ROSA KHUTOR, Russia, Feb 18 (Reuters) - Martin Fourcade did not seem to be gritting his teeth when he said how pleased he was that Emil Hegle Svendsen had returned to form at the Sochi Olympics.
It was a gracious gesture by the Frenchman because his great Norwegian rival had just denied him a third Olympic gold in a photo-finish to the 15km biathlon mass start on Tuesday.
Svendsen suffered a disappointing start to the Winter Games while Fourcade, the World Cup leader, had won the 20km individual and the 12.5km pursuit gold medals.
“I was a bit surprised he did not react earlier. There is a great rivalry but also a lot of respect, he’s a great champion,” Fourcade told reporters.
“I tried to put myself in his position and I told myself I could not imagine what he was going through.
“He is a superb athlete, he has won everything. It’s nice for him and for the sport that he won because he has been at the top for four years.”
Svendsen, 28, now has three Olympic titles and a silver medal to Fourcade’s two golds and two silvers in a biathlon rivalry mirroring that between Norway’s Ole Einar Bjoerndalen and Frenchman Raphael Poiree in the early 2000s.
“It’s with good rivals that you claim your best victories and I was missing him a little. He forced me to raise my level,” said the 25-year-old Fourcade, who is doubtful for Wednesday’s mixed relay because of a bout of sickness.
“I think he won’t be there in four years while I will be. He helps me push my limits so in four years I’ll have a better level.
“He’s not my best friend on the circuit, it’s true that I’m closer to Tarje (Boe),” said the Frenchman.
“It’s our rivalry that makes it hard to be friends. There is a lot of mockery but also a lot of respect between us.”
Asked by a Norwegian reporter if he was not fed up of losing to Svendsen in a photo finish - a scenario that has happened before - Fourcade said: “I think he’s more tired of seeing me win than I’m tired of him beating me in the sprint.

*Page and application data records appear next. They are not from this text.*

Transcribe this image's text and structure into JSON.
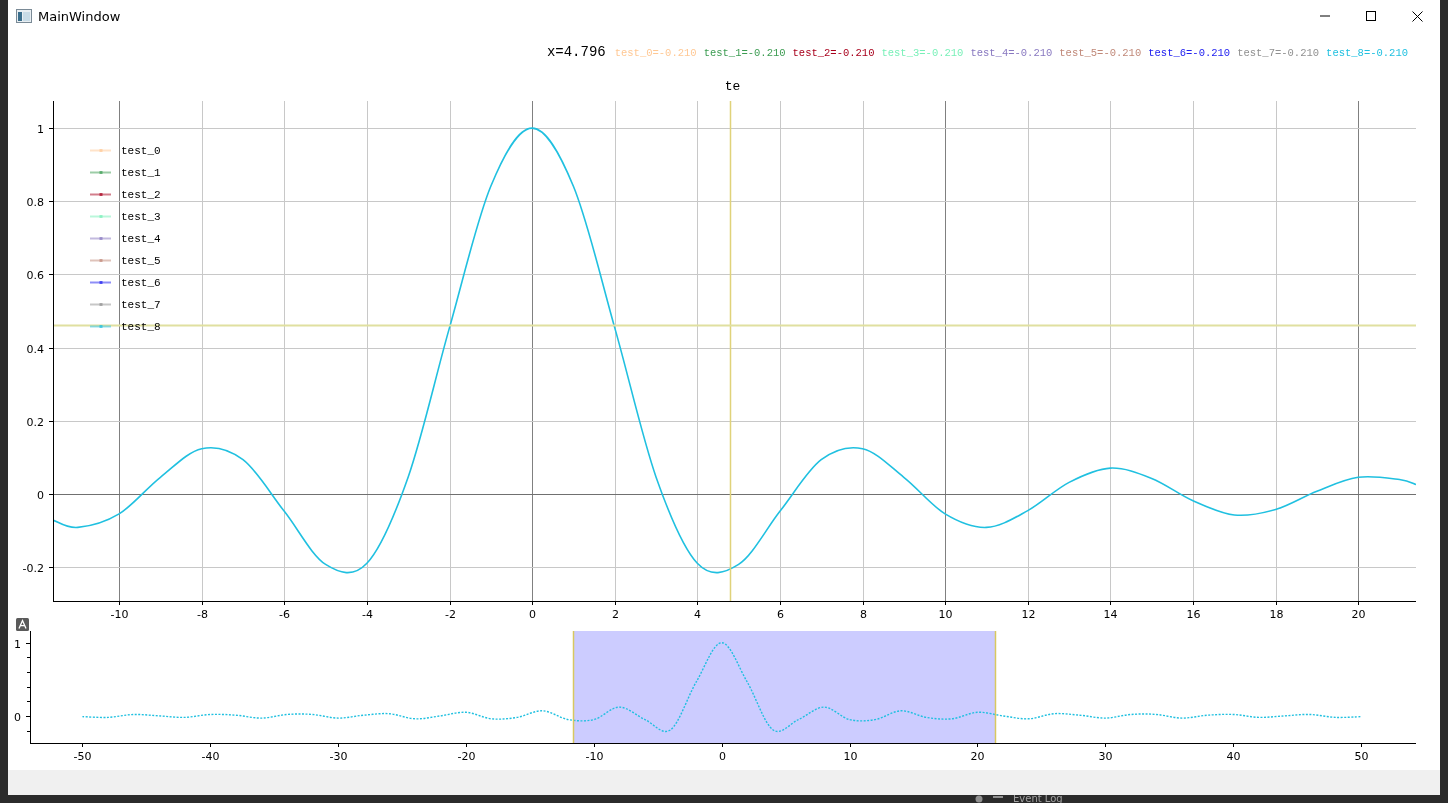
{
  "window": {
    "title": "MainWindow"
  },
  "readout": {
    "x_label": "x=4.796",
    "values": [
      {
        "label": "test_0=-0.210",
        "color": "#ffc894"
      },
      {
        "label": "test_1=-0.210",
        "color": "#3c9c52"
      },
      {
        "label": "test_2=-0.210",
        "color": "#a8001c"
      },
      {
        "label": "test_3=-0.210",
        "color": "#78f0b8"
      },
      {
        "label": "test_4=-0.210",
        "color": "#8878c0"
      },
      {
        "label": "test_5=-0.210",
        "color": "#c08878"
      },
      {
        "label": "test_6=-0.210",
        "color": "#2020f0"
      },
      {
        "label": "test_7=-0.210",
        "color": "#909090"
      },
      {
        "label": "test_8=-0.210",
        "color": "#20c0e0"
      }
    ]
  },
  "plot": {
    "chart_data": {
      "type": "line",
      "title": "te",
      "x": [
        -11.6,
        -11,
        -10,
        -9,
        -8,
        -7,
        -6,
        -5,
        -4,
        -3,
        -2,
        -1,
        0,
        1,
        2,
        3,
        4,
        5,
        6,
        7,
        8,
        9,
        10,
        11,
        12,
        13,
        14,
        15,
        16,
        17,
        18,
        19,
        20,
        21,
        21.4
      ],
      "series": [
        {
          "name": "test_0",
          "color": "#ffc894",
          "values": [
            null,
            null,
            null,
            null,
            null,
            null,
            null,
            null,
            null,
            null,
            null,
            null,
            null,
            null,
            null,
            null,
            null,
            null,
            null,
            null,
            null,
            null,
            null,
            null,
            null,
            null,
            null,
            null,
            null,
            null,
            null,
            null,
            null,
            null,
            null
          ]
        },
        {
          "name": "test_1",
          "color": "#3c9c52",
          "values": [
            null,
            null,
            null,
            null,
            null,
            null,
            null,
            null,
            null,
            null,
            null,
            null,
            null,
            null,
            null,
            null,
            null,
            null,
            null,
            null,
            null,
            null,
            null,
            null,
            null,
            null,
            null,
            null,
            null,
            null,
            null,
            null,
            null,
            null,
            null
          ]
        },
        {
          "name": "test_2",
          "color": "#a8001c",
          "values": [
            null,
            null,
            null,
            null,
            null,
            null,
            null,
            null,
            null,
            null,
            null,
            null,
            null,
            null,
            null,
            null,
            null,
            null,
            null,
            null,
            null,
            null,
            null,
            null,
            null,
            null,
            null,
            null,
            null,
            null,
            null,
            null,
            null,
            null,
            null
          ]
        },
        {
          "name": "test_3",
          "color": "#78f0b8",
          "values": [
            null,
            null,
            null,
            null,
            null,
            null,
            null,
            null,
            null,
            null,
            null,
            null,
            null,
            null,
            null,
            null,
            null,
            null,
            null,
            null,
            null,
            null,
            null,
            null,
            null,
            null,
            null,
            null,
            null,
            null,
            null,
            null,
            null,
            null,
            null
          ]
        },
        {
          "name": "test_4",
          "color": "#8878c0",
          "values": [
            null,
            null,
            null,
            null,
            null,
            null,
            null,
            null,
            null,
            null,
            null,
            null,
            null,
            null,
            null,
            null,
            null,
            null,
            null,
            null,
            null,
            null,
            null,
            null,
            null,
            null,
            null,
            null,
            null,
            null,
            null,
            null,
            null,
            null,
            null
          ]
        },
        {
          "name": "test_5",
          "color": "#c08878",
          "values": [
            null,
            null,
            null,
            null,
            null,
            null,
            null,
            null,
            null,
            null,
            null,
            null,
            null,
            null,
            null,
            null,
            null,
            null,
            null,
            null,
            null,
            null,
            null,
            null,
            null,
            null,
            null,
            null,
            null,
            null,
            null,
            null,
            null,
            null,
            null
          ]
        },
        {
          "name": "test_6",
          "color": "#2020f0",
          "values": [
            null,
            null,
            null,
            null,
            null,
            null,
            null,
            null,
            null,
            null,
            null,
            null,
            null,
            null,
            null,
            null,
            null,
            null,
            null,
            null,
            null,
            null,
            null,
            null,
            null,
            null,
            null,
            null,
            null,
            null,
            null,
            null,
            null,
            null,
            null
          ]
        },
        {
          "name": "test_7",
          "color": "#909090",
          "values": [
            null,
            null,
            null,
            null,
            null,
            null,
            null,
            null,
            null,
            null,
            null,
            null,
            null,
            null,
            null,
            null,
            null,
            null,
            null,
            null,
            null,
            null,
            null,
            null,
            null,
            null,
            null,
            null,
            null,
            null,
            null,
            null,
            null,
            null,
            null
          ]
        },
        {
          "name": "test_8",
          "color": "#20c0e0",
          "values": [
            -0.071,
            -0.091,
            -0.054,
            0.046,
            0.124,
            0.094,
            -0.047,
            -0.192,
            -0.189,
            0.047,
            0.455,
            0.841,
            1,
            0.841,
            0.455,
            0.047,
            -0.189,
            -0.192,
            -0.047,
            0.094,
            0.124,
            0.046,
            -0.054,
            -0.091,
            -0.045,
            0.032,
            0.071,
            0.043,
            -0.018,
            -0.057,
            -0.042,
            0.008,
            0.046,
            0.04,
            0.026
          ]
        }
      ],
      "xlim": [
        -11.6,
        21.4
      ],
      "ylim": [
        -0.292,
        1.074
      ],
      "xticks": [
        -10,
        -8,
        -6,
        -4,
        -2,
        0,
        2,
        4,
        6,
        8,
        10,
        12,
        14,
        16,
        18,
        20
      ],
      "yticks": [
        -0.2,
        0,
        0.2,
        0.4,
        0.6,
        0.8,
        1
      ],
      "grid": true,
      "legend": true,
      "ref_lines": [
        {
          "axis": "x",
          "value": 4.796
        },
        {
          "axis": "y",
          "value": 0.462
        }
      ]
    }
  },
  "overview": {
    "chart_data": {
      "type": "line",
      "x": [
        -50,
        -48,
        -46,
        -44,
        -42,
        -40,
        -38,
        -36,
        -34,
        -32,
        -30,
        -28,
        -26,
        -24,
        -22,
        -20,
        -18,
        -16,
        -14,
        -12,
        -10,
        -8,
        -6,
        -4,
        -2,
        0,
        2,
        4,
        6,
        8,
        10,
        12,
        14,
        16,
        18,
        20,
        22,
        24,
        26,
        28,
        30,
        32,
        34,
        36,
        38,
        40,
        42,
        44,
        46,
        48,
        50
      ],
      "series": [
        {
          "color": "#20c0e0",
          "line_style": "dotted",
          "values": [
            -0.01,
            -0.02,
            0.02,
            0,
            -0.02,
            0.02,
            0.01,
            -0.03,
            0.02,
            0.02,
            -0.03,
            0.01,
            0.03,
            -0.04,
            0,
            0.05,
            -0.04,
            -0.02,
            0.07,
            -0.05,
            -0.05,
            0.12,
            -0.05,
            -0.19,
            0.46,
            1,
            0.46,
            -0.19,
            -0.05,
            0.12,
            -0.05,
            -0.05,
            0.07,
            -0.02,
            -0.04,
            0.05,
            0,
            -0.04,
            0.03,
            0.01,
            -0.03,
            0.02,
            0.02,
            -0.03,
            0.01,
            0.02,
            -0.02,
            0,
            0.02,
            -0.02,
            -0.01
          ]
        }
      ],
      "xlim": [
        -54.1,
        54.3
      ],
      "ylim": [
        -0.37,
        1.16
      ],
      "xticks": [
        -50,
        -40,
        -30,
        -20,
        -10,
        0,
        10,
        20,
        30,
        40,
        50
      ],
      "yticks": [
        0,
        1
      ],
      "bands": [
        {
          "axis": "x",
          "from": -11.6,
          "to": 21.4
        }
      ],
      "ref_lines": [
        {
          "axis": "x",
          "value": -11.6
        },
        {
          "axis": "x",
          "value": 21.4
        }
      ]
    }
  },
  "taskbar": {
    "label": "Event Log"
  }
}
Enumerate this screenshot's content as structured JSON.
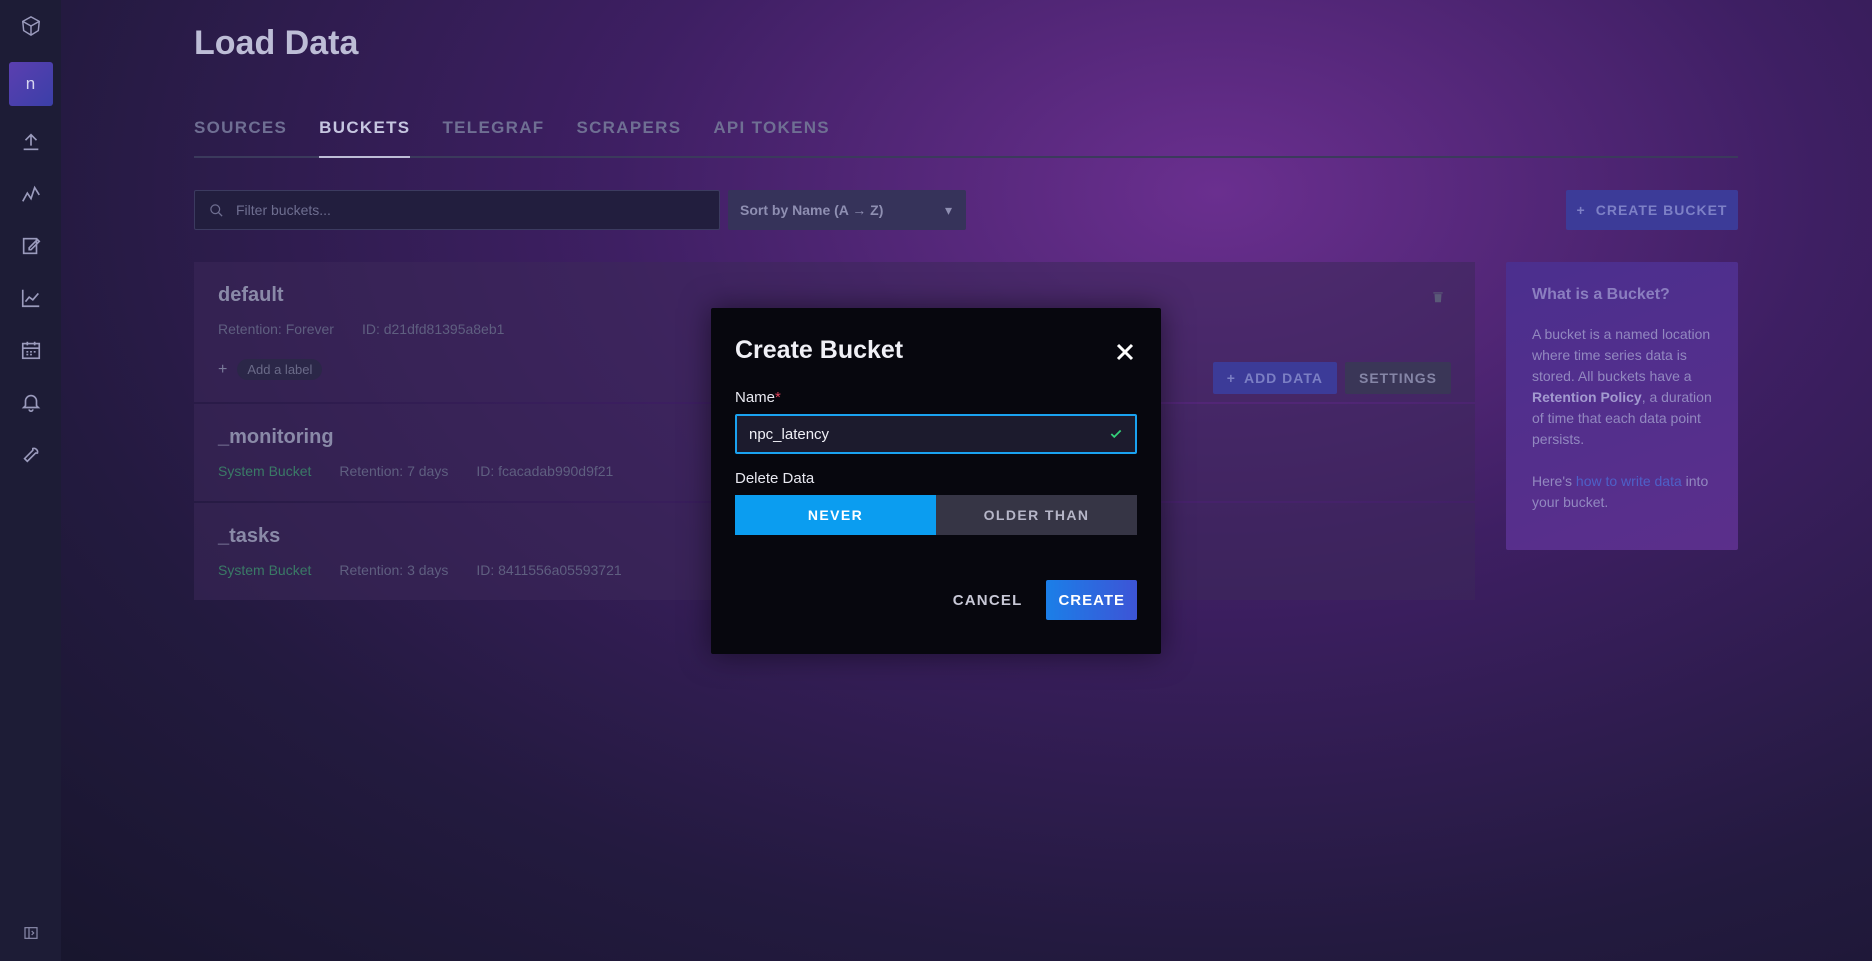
{
  "sidebar": {
    "avatar_initial": "n",
    "items": [
      {
        "icon": "logo-icon"
      },
      {
        "icon": "upload-icon"
      },
      {
        "icon": "data-explorer-icon"
      },
      {
        "icon": "notebook-icon"
      },
      {
        "icon": "dashboard-icon"
      },
      {
        "icon": "calendar-icon"
      },
      {
        "icon": "bell-icon"
      },
      {
        "icon": "wrench-icon"
      }
    ],
    "bottom_icon": "collapse-sidebar-icon"
  },
  "page": {
    "title": "Load Data"
  },
  "tabs": [
    {
      "label": "SOURCES",
      "active": false
    },
    {
      "label": "BUCKETS",
      "active": true
    },
    {
      "label": "TELEGRAF",
      "active": false
    },
    {
      "label": "SCRAPERS",
      "active": false
    },
    {
      "label": "API TOKENS",
      "active": false
    }
  ],
  "filter": {
    "placeholder": "Filter buckets..."
  },
  "sort": {
    "value": "Sort by Name (A → Z)"
  },
  "create_bucket_button": "CREATE BUCKET",
  "buckets": [
    {
      "name": "default",
      "retention": "Retention: Forever",
      "id": "ID: d21dfd81395a8eb1",
      "add_label": "Add a label",
      "add_data": "ADD DATA",
      "settings": "SETTINGS"
    },
    {
      "name": "_monitoring",
      "system": "System Bucket",
      "retention": "Retention: 7 days",
      "id": "ID: fcacadab990d9f21"
    },
    {
      "name": "_tasks",
      "system": "System Bucket",
      "retention": "Retention: 3 days",
      "id": "ID: 8411556a05593721"
    }
  ],
  "info_panel": {
    "title": "What is a Bucket?",
    "text_1": "A bucket is a named location where time series data is stored. All buckets have a",
    "text_bold": "Retention Policy",
    "text_2": ", a duration of time that each data point persists.",
    "text_3": "Here's",
    "link": "how to write data",
    "text_4": "into your bucket."
  },
  "modal": {
    "title": "Create Bucket",
    "name_label": "Name",
    "required_mark": "*",
    "name_value": "npc_latency",
    "delete_label": "Delete Data",
    "delete_options": [
      "NEVER",
      "OLDER THAN"
    ],
    "delete_selected": "NEVER",
    "cancel": "CANCEL",
    "create": "CREATE"
  },
  "colors": {
    "accent": "#0b9df0",
    "create_gradient_start": "#1b7fe8",
    "create_gradient_end": "#3d54d6",
    "required": "#e0435b",
    "valid_check": "#34d17a"
  }
}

“I’m not going to cry because I was beaten in a sprint by one centimetre by my greatest rival. I’m very happy with my silver medal.” (Reporting by Julien Pretot; Editing by Robert Woodward)